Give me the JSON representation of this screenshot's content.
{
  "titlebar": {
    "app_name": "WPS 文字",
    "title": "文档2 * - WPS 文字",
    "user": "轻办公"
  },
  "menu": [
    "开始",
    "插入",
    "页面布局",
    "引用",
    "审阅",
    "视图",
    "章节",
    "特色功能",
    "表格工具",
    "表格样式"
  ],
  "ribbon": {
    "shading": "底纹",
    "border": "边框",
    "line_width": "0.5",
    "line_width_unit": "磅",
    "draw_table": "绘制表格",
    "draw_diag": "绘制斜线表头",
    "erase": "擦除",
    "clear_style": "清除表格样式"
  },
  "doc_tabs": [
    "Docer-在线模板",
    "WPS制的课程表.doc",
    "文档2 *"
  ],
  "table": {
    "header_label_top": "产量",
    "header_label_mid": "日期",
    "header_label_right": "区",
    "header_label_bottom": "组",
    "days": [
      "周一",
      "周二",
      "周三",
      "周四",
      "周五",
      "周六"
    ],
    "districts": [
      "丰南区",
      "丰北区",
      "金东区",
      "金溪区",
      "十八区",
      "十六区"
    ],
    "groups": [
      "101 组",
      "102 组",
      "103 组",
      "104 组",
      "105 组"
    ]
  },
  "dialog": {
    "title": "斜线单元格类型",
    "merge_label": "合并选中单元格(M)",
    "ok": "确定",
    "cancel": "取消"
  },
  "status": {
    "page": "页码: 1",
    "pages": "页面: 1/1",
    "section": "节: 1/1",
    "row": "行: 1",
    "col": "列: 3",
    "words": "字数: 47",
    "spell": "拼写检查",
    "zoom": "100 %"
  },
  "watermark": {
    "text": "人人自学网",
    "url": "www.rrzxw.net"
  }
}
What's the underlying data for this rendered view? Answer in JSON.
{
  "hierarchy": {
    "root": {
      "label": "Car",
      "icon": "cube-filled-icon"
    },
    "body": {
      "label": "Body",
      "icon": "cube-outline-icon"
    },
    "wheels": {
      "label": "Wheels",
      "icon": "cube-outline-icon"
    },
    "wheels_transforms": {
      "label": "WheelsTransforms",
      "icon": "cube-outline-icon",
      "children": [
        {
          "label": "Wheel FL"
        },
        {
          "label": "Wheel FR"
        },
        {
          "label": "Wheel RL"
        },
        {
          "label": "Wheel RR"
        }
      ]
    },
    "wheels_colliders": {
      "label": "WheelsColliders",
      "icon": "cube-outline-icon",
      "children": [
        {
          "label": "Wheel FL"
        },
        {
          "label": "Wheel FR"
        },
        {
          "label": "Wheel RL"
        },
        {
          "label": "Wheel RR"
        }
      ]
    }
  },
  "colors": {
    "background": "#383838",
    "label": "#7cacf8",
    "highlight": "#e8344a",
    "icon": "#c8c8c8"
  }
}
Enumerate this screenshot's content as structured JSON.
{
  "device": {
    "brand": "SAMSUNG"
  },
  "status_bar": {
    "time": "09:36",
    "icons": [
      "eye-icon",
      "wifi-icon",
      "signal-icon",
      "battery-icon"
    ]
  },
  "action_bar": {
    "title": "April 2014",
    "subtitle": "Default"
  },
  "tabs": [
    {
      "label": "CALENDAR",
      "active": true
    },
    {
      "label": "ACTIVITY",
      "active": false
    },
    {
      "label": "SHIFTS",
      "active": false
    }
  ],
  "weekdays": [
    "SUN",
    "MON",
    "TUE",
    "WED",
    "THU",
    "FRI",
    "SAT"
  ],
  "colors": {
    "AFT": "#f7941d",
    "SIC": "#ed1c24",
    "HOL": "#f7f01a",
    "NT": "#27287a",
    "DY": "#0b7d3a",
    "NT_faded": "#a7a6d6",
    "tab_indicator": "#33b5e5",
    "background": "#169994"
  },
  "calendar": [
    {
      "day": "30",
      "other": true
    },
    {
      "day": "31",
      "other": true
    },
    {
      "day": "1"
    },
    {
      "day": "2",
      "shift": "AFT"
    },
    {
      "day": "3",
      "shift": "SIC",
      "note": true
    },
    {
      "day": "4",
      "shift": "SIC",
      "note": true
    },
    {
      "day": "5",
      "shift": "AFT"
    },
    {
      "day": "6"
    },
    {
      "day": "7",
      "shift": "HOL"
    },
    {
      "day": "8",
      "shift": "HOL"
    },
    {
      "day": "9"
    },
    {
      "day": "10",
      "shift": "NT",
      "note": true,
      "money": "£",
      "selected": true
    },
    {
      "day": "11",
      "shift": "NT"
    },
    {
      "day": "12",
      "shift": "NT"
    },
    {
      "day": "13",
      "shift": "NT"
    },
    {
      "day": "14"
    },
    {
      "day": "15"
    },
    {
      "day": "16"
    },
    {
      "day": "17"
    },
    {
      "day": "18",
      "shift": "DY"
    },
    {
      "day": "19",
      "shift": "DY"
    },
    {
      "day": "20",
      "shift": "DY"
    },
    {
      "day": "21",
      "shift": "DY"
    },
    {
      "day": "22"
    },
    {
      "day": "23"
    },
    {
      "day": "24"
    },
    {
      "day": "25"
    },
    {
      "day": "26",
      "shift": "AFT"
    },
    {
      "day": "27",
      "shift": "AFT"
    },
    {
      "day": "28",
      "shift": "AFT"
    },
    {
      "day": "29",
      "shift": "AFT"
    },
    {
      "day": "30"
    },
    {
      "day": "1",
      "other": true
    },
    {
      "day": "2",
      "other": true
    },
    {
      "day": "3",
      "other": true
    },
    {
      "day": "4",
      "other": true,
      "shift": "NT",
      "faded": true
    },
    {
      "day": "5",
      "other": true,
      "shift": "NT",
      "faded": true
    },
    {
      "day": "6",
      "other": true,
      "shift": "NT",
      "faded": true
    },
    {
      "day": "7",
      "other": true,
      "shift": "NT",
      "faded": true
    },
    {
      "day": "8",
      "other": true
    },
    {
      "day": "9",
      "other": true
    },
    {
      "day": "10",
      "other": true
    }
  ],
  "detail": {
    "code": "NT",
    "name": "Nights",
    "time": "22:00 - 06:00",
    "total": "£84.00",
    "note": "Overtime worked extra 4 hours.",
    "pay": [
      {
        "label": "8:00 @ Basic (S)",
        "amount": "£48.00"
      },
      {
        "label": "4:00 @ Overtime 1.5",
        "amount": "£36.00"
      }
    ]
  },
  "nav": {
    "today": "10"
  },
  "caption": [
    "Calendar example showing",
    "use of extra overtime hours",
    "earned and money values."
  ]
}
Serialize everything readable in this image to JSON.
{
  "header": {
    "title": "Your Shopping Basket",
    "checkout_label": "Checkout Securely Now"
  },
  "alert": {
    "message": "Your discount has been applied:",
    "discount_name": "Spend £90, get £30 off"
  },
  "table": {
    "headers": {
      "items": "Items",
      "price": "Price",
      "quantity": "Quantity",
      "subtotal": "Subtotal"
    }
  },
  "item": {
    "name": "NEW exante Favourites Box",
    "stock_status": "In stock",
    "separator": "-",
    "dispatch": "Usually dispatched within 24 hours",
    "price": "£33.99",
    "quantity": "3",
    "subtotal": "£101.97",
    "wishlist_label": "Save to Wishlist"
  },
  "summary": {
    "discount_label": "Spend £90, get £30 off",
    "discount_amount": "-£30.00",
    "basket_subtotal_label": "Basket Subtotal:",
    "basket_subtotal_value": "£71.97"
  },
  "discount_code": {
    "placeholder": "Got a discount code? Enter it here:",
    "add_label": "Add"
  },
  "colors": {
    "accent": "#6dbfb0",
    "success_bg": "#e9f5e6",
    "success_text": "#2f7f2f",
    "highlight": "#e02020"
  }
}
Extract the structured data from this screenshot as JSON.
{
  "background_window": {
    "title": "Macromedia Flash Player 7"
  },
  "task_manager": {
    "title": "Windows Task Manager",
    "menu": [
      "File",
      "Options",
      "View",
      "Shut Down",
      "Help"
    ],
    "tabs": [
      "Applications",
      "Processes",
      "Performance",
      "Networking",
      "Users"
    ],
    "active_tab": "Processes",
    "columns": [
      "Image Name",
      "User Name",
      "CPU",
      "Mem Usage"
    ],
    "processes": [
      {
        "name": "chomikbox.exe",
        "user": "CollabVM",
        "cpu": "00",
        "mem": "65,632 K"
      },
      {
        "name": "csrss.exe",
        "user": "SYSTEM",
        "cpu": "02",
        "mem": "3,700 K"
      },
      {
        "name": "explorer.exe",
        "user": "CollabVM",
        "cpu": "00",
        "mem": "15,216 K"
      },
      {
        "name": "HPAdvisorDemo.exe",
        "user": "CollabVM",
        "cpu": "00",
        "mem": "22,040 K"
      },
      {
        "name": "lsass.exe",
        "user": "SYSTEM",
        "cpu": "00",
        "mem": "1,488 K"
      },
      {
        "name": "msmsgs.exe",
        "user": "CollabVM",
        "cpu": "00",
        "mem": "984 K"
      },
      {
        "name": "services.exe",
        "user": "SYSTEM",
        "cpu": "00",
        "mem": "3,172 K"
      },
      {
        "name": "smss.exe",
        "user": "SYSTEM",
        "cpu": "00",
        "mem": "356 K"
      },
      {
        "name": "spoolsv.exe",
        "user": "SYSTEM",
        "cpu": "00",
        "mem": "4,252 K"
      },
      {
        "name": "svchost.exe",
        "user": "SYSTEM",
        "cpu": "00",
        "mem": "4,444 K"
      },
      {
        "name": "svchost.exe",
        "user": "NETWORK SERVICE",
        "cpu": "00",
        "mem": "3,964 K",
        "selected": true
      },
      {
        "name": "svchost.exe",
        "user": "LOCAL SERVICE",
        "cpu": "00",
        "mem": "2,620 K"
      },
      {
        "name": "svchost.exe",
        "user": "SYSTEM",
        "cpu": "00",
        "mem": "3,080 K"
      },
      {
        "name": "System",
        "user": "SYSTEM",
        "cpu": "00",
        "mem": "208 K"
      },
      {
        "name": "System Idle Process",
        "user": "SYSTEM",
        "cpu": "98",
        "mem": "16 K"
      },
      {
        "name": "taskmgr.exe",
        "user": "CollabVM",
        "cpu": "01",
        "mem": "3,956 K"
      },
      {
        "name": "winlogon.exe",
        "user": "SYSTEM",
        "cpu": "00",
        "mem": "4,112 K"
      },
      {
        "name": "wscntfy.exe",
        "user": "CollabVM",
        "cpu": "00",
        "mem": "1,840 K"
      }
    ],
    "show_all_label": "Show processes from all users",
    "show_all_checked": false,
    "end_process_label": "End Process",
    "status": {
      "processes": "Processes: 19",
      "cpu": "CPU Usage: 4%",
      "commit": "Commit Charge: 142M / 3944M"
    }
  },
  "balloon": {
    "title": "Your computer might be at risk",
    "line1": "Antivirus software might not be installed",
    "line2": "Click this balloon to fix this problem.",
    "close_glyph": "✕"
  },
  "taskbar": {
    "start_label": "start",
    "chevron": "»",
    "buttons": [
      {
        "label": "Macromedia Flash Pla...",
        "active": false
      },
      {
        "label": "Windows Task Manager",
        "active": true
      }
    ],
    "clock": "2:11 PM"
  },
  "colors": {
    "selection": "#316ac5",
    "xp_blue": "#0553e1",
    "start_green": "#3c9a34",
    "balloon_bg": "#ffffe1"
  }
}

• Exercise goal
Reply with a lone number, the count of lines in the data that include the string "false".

• Solution
4